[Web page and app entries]
__________

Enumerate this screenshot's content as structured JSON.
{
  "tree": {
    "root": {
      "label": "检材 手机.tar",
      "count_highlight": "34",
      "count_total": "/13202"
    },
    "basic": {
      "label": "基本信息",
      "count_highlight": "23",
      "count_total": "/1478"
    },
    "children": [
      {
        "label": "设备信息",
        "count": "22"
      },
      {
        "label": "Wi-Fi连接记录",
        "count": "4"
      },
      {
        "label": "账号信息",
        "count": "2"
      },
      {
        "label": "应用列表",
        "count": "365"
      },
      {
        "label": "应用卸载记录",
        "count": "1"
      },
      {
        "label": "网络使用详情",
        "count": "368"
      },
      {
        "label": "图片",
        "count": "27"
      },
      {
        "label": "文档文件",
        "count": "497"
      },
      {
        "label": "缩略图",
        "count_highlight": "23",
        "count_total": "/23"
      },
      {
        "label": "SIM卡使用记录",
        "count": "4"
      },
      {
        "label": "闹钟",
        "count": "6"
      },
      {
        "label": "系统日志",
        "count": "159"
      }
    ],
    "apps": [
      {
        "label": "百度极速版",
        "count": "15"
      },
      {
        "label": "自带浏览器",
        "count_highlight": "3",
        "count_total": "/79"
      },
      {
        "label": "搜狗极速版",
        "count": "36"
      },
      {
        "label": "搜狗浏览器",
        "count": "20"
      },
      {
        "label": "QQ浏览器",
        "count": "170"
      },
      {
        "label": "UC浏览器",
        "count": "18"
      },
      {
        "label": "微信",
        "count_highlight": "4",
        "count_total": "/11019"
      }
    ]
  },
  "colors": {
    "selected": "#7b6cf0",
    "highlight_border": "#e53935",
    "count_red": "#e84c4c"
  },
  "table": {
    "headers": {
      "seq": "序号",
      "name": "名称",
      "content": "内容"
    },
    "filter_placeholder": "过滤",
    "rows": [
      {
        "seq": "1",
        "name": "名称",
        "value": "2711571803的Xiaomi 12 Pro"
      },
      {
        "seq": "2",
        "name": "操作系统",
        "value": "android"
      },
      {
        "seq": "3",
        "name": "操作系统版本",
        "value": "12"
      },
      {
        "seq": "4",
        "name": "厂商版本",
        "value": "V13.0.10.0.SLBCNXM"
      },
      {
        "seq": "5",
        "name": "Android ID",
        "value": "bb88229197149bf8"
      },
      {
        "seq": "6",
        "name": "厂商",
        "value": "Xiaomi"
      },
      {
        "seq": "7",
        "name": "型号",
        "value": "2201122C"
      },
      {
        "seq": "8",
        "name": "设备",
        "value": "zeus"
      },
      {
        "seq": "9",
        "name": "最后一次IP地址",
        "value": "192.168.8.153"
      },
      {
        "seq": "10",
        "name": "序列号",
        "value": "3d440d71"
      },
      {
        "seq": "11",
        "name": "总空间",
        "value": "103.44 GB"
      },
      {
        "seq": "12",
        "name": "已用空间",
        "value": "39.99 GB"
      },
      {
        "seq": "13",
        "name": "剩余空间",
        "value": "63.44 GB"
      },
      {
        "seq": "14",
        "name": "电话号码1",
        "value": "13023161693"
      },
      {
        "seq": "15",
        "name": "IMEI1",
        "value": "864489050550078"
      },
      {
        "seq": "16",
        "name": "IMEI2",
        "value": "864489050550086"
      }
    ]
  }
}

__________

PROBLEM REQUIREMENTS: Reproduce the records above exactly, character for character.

TASK RESPONSE:
Enumerate this screenshot's content as structured JSON.
{
  "tree": {
    "root": {
      "label": "检材 手机.tar",
      "count_highlight": "34",
      "count_total": "/13202"
    },
    "basic": {
      "label": "基本信息",
      "count_highlight": "23",
      "count_total": "/1478"
    },
    "children": [
      {
        "label": "设备信息",
        "count": "22"
      },
      {
        "label": "Wi-Fi连接记录",
        "count": "4"
      },
      {
        "label": "账号信息",
        "count": "2"
      },
      {
        "label": "应用列表",
        "count": "365"
      },
      {
        "label": "应用卸载记录",
        "count": "1"
      },
      {
        "label": "网络使用详情",
        "count": "368"
      },
      {
        "label": "图片",
        "count": "27"
      },
      {
        "label": "文档文件",
        "count": "497"
      },
      {
        "label": "缩略图",
        "count_highlight": "23",
        "count_total": "/23"
      },
      {
        "label": "SIM卡使用记录",
        "count": "4"
      },
      {
        "label": "闹钟",
        "count": "6"
      },
      {
        "label": "系统日志",
        "count": "159"
      }
    ],
    "apps": [
      {
        "label": "百度极速版",
        "count": "15"
      },
      {
        "label": "自带浏览器",
        "count_highlight": "3",
        "count_total": "/79"
      },
      {
        "label": "搜狗极速版",
        "count": "36"
      },
      {
        "label": "搜狗浏览器",
        "count": "20"
      },
      {
        "label": "QQ浏览器",
        "count": "170"
      },
      {
        "label": "UC浏览器",
        "count": "18"
      },
      {
        "label": "微信",
        "count_highlight": "4",
        "count_total": "/11019"
      }
    ]
  },
  "colors": {
    "selected": "#7b6cf0",
    "highlight_border": "#e53935",
    "count_red": "#e84c4c"
  },
  "table": {
    "headers": {
      "seq": "序号",
      "name": "名称",
      "content": "内容"
    },
    "filter_placeholder": "过滤",
    "rows": [
      {
        "seq": "1",
        "name": "名称",
        "value": "2711571803的Xiaomi 12 Pro"
      },
      {
        "seq": "2",
        "name": "操作系统",
        "value": "android"
      },
      {
        "seq": "3",
        "name": "操作系统版本",
        "value": "12"
      },
      {
        "seq": "4",
        "name": "厂商版本",
        "value": "V13.0.10.0.SLBCNXM"
      },
      {
        "seq": "5",
        "name": "Android ID",
        "value": "bb88229197149bf8"
      },
      {
        "seq": "6",
        "name": "厂商",
        "value": "Xiaomi"
      },
      {
        "seq": "7",
        "name": "型号",
        "value": "2201122C"
      },
      {
        "seq": "8",
        "name": "设备",
        "value": "zeus"
      },
      {
        "seq": "9",
        "name": "最后一次IP地址",
        "value": "192.168.8.153"
      },
      {
        "seq": "10",
        "name": "序列号",
        "value": "3d440d71"
      },
      {
        "seq": "11",
        "name": "总空间",
        "value": "103.44 GB"
      },
      {
        "seq": "12",
        "name": "已用空间",
        "value": "39.99 GB"
      },
      {
        "seq": "13",
        "name": "剩余空间",
        "value": "63.44 GB"
      },
      {
        "seq": "14",
        "name": "电话号码1",
        "value": "13023161693"
      },
      {
        "seq": "15",
        "name": "IMEI1",
        "value": "864489050550078"
      },
      {
        "seq": "16",
        "name": "IMEI2",
        "value": "864489050550086"
      }
    ]
  }
}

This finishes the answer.